Summer Gatherings Are All About The Noshing, But When You’Re Expecting, Knowing What You Are Reaching For Before You Hit The Picnic Table Is More Important When Temperatures Rise. Harmful Bacteria Can Spring Up Where It’S Least Expected, Causing

Wondering what foods are safe to eat during pregnancy? Summer gatherings are all about the noshing, but when you’re expecting, knowing what you are reaching for before you hit the picnic table is more important when temperatures rise. Harmful bacteria can spring up where it’s least expected which can cause food poisoning.
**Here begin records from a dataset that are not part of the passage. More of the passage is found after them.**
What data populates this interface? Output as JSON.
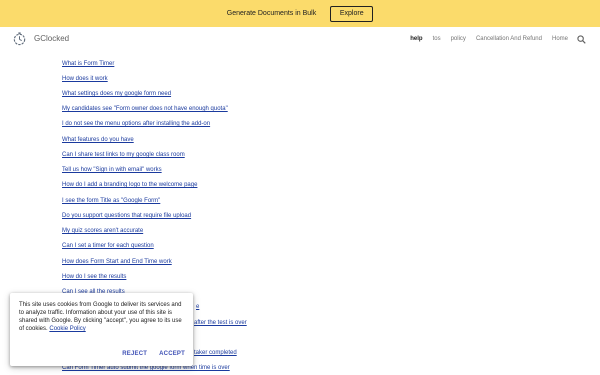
{
  "banner": {
    "text": "Generate Documents in Bulk",
    "button_label": "Explore"
  },
  "header": {
    "site_name": "GClocked",
    "logo_icon": "stopwatch-icon",
    "nav": [
      {
        "label": "help",
        "active": true
      },
      {
        "label": "tos",
        "active": false
      },
      {
        "label": "policy",
        "active": false
      },
      {
        "label": "Cancellation And Refund",
        "active": false
      },
      {
        "label": "Home",
        "active": false
      }
    ],
    "search_icon": "search-icon"
  },
  "faq": {
    "items": [
      {
        "label": "What is Form Timer"
      },
      {
        "label": "How does it work"
      },
      {
        "label": "What settings does my google form need"
      },
      {
        "label": "My candidates see \"Form owner does not have enough quota\""
      },
      {
        "label": "I do not see the menu options after installing the add-on"
      },
      {
        "label": "What features do you have"
      },
      {
        "label": "Can I share test links to my google class room"
      },
      {
        "label": "Tell us how \"Sign in with email\" works"
      },
      {
        "label": "How do I add a branding logo to the welcome page"
      },
      {
        "label": "I see the form Title as \"Google Form\""
      },
      {
        "label": "Do you support questions that require file upload"
      },
      {
        "label": "My quiz scores aren't accurate"
      },
      {
        "label": "Can I set a timer for each question"
      },
      {
        "label": "How does Form Start and End Time work"
      },
      {
        "label": "How do I see the results"
      },
      {
        "label": "Can I see all the results"
      },
      {
        "label": "e"
      },
      {
        "label": "after the test is over"
      },
      {
        "label": ""
      },
      {
        "label": "taker completed"
      },
      {
        "label": "Can Form Timer auto submit the google form when time is over"
      }
    ]
  },
  "cookie_notice": {
    "text": "This site uses cookies from Google to deliver its services and to analyze traffic. Information about your use of this site is shared with Google. By clicking \"accept\", you agree to its use of cookies.",
    "policy_link": "Cookie Policy",
    "reject_label": "REJECT",
    "accept_label": "ACCEPT"
  },
  "colors": {
    "banner_bg": "#fbdb6b",
    "link": "#1a3a9e",
    "button_accent": "#3f51b5"
  }
}
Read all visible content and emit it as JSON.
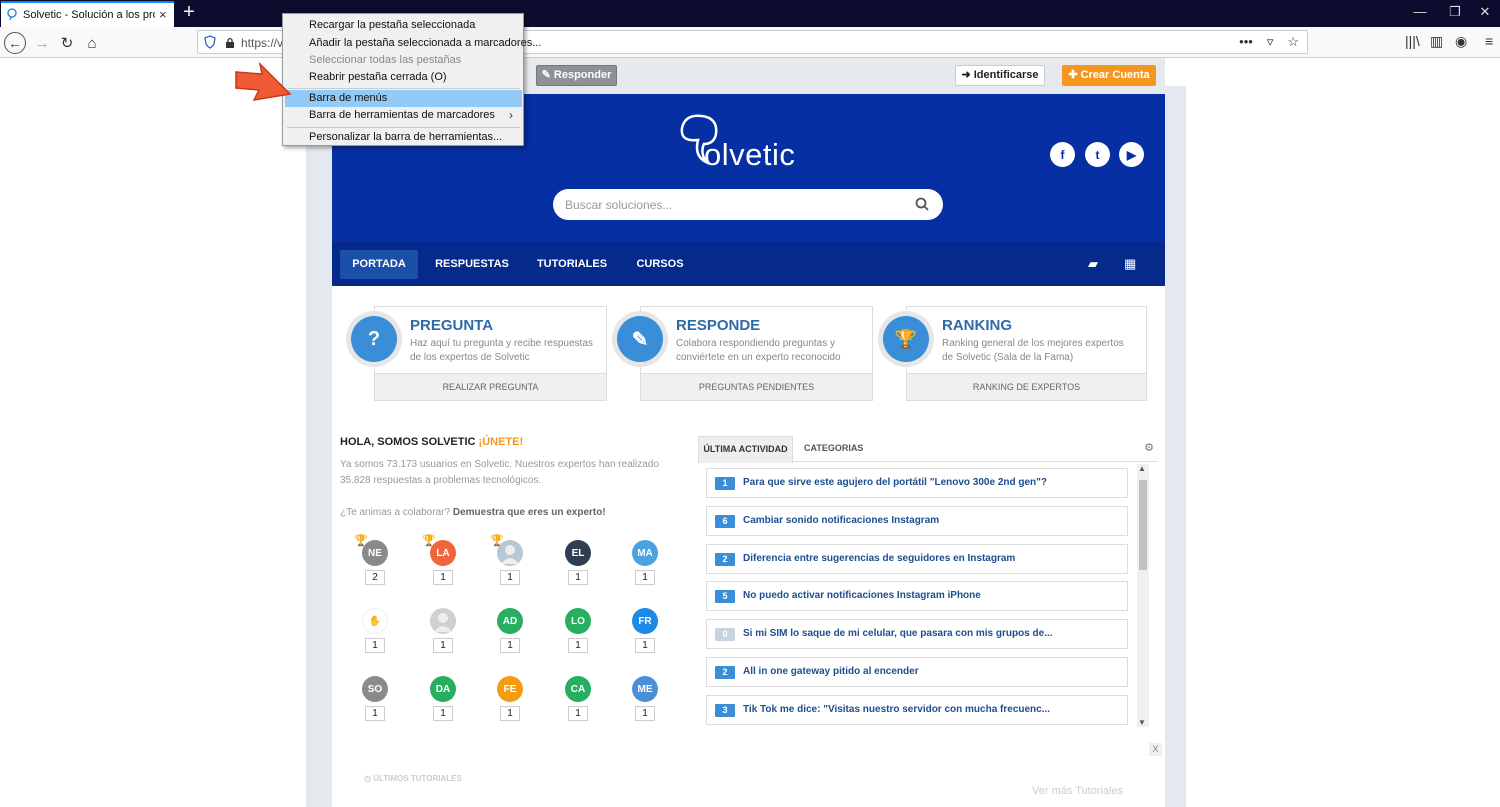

Find out what foods you should avoid -- and what you should stock up on -- at that next family picnic.
Michelle Maffei

“Most food poisoning does not affect a pregnancy other than causing intermittent dehydration, which can cause possible preterm labor,” advises Dr. Brad Douglas, a Board Certified OB/GYN and Women’s Health Expert on

Many instances of food poisoning are caused by improper food handling, so with a little information about the right preparation you can reduce the chances that you and your bun in the oven will be a victim of ill-fated bacteria. So, when dining al fresco, be it at a backyard barbeque or at a 4th of July picnic, be aware of these common dangers that may lurk in common summer foods.

Don’t hold the mayonnaise
Potato salad and egg salad are common culprits for harboring bacteria that is sure to crash your summer gathering. But, contrary to popular believe, it is not the mayo that is the bad guy here; potatoes and eggs are actually the ingredients that cultivate the bacteria and can make you sick. Mayonnaise is actually acidic and when commercially produced, can protect that precious potato or egg salad you’re craving.

So long as the ingredients used are all well cooked, pasteurized, and well chilled, that potato and egg salads should be safe in which to indulge.

BBQ delights
Food prepared on the BBQ can be the perfect main dish at any summer get-together, so long as you get your meat cooked well done. Steaks, chicken, and burgers should be cooked all the way through to kill the bacteria called Staphylococcus aureus, which affects unrefrigerated and improperly refrigerated meats.

So, even if you are craving a juicy steak cooked medium, save your request for your first meal after your sweet pea makes her grand entrance into the world.

What about subs and deli platters?
Soft cheeses and deli meats are known to grace many summer picnic tables, whether it be on an appetizer tray or a 3-foot submarine sandwich. But, before you pile up your plate, know the bacteria Listeria is commonly associated with these deli delights.

“Fever, chills and back pain may occur as presenting features of [Listeria] in pregnant women; a nonspecific flu-like illness is the most common presentation,” reports Dr. Douglas. “Listeria in a pregnant woman can lead to fetal death, premature birth or an infected newborn.” So, if you are set on sinking your teeth into this fare, be sure to heat it up to steaming and enjoy it as a melt.

Just right
As a general rule, keep cold foods chilled below 40 degrees Fahrenheit or heated above 140 degrees Fahrenheit to prohibit bacteria from sprouting up in your summer picnic foods. Foods at temperatures between 40 and 140 degrees Fahrenheit are ideal breeding grounds for bacteria.

You can dig in to properly-prepared foods for about two hours after they are put on the table, unless the weather rises above 90 degrees Fahrenheit, in which you should take a pass on foods that have been out for more than an hour.

Safe alternatives
Even if you choose to skip on the above common summer cuisine, it doesn’t mean that you have to go hungry. Other common outdoor treats, like cookies, breads, rolls, and crackers can be munched without much risk of food poisoning (so long as cross-contamination has not occurred). Other foods, such as ketchup, mayo, and mustard are also safe, thanks to their acidity, so layer on the condiments like there’s no tomorrow.

What about drinking alcohol, such as wine or beer? Find out here more info on drinking alcohol during pregnancy.
Overall, foods you choose to eat should be kept well refrigerated or heated, and the raw food should be kept separate from the cooked food. But, with safe food handling and proper preparation, you, too, can enjoy a summer cook out with baby on board!

More on a healthy pregnancy diet:

-- How many extra calories needed when pregnant?

-- 10 Foods every pregnant woman should eat

-- Beating bloating and gas during pregnancy

-- Can you eat sushi during pregnancy? What about soft cheeses?

Tags: cheese hamburger steak sushi

recommended for you